- [About this task] Any picture in the data below should be skipped, while every line is repeated exactly.

━━━ Data

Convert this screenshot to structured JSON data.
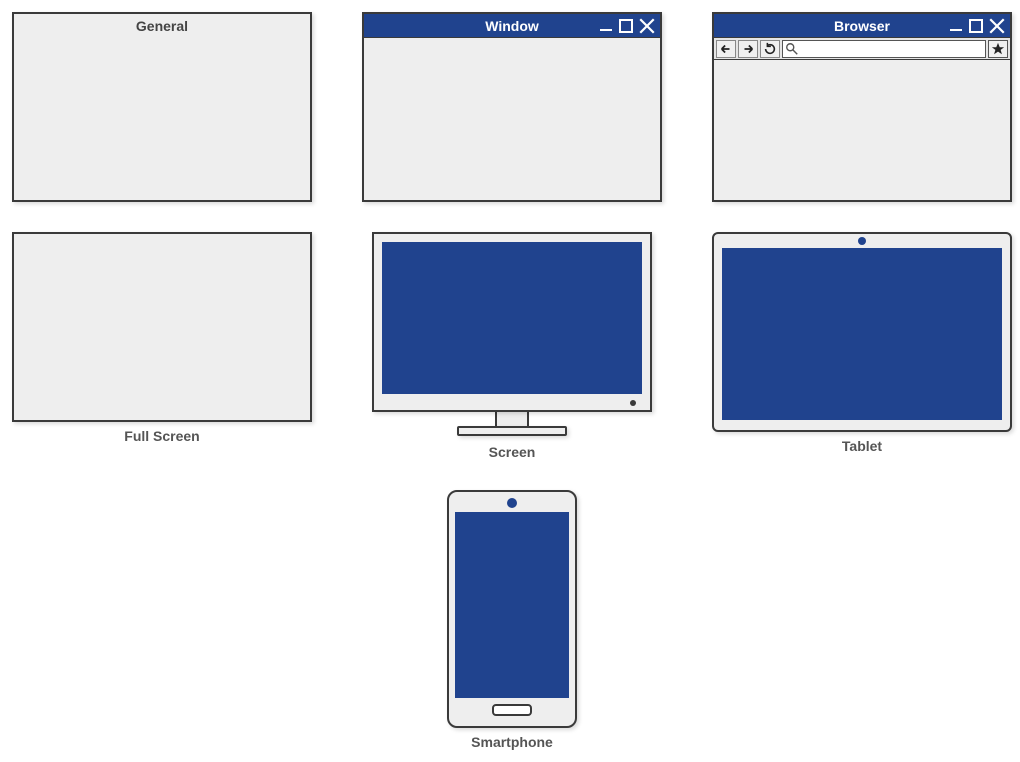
{
  "shapes": {
    "general": {
      "label": "General"
    },
    "window": {
      "label": "Window"
    },
    "browser": {
      "label": "Browser"
    },
    "fullscreen": {
      "label": "Full Screen"
    },
    "screen": {
      "label": "Screen"
    },
    "tablet": {
      "label": "Tablet"
    },
    "smartphone": {
      "label": "Smartphone"
    }
  },
  "colors": {
    "accent": "#20438e",
    "frame": "#3a3a3a",
    "fill": "#eeeeee"
  }
}
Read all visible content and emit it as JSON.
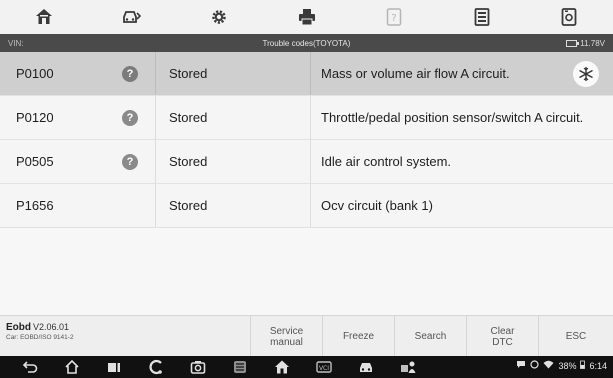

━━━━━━

- [Task answer]
Convert this screenshot to structured JSON data.
{
  "shapes": {
    "general": {
      "label": "General"
    },
    "window": {
      "label": "Window"
    },
    "browser": {
      "label": "Browser"
    },
    "fullscreen": {
      "label": "Full Screen"
    },
    "screen": {
      "label": "Screen"
    },
    "tablet": {
      "label": "Tablet"
    },
    "smartphone": {
      "label": "Smartphone"
    }
  },
  "colors": {
    "accent": "#20438e",
    "frame": "#3a3a3a",
    "fill": "#eeeeee"
  }
}
Read all visible content and emit it as JSON.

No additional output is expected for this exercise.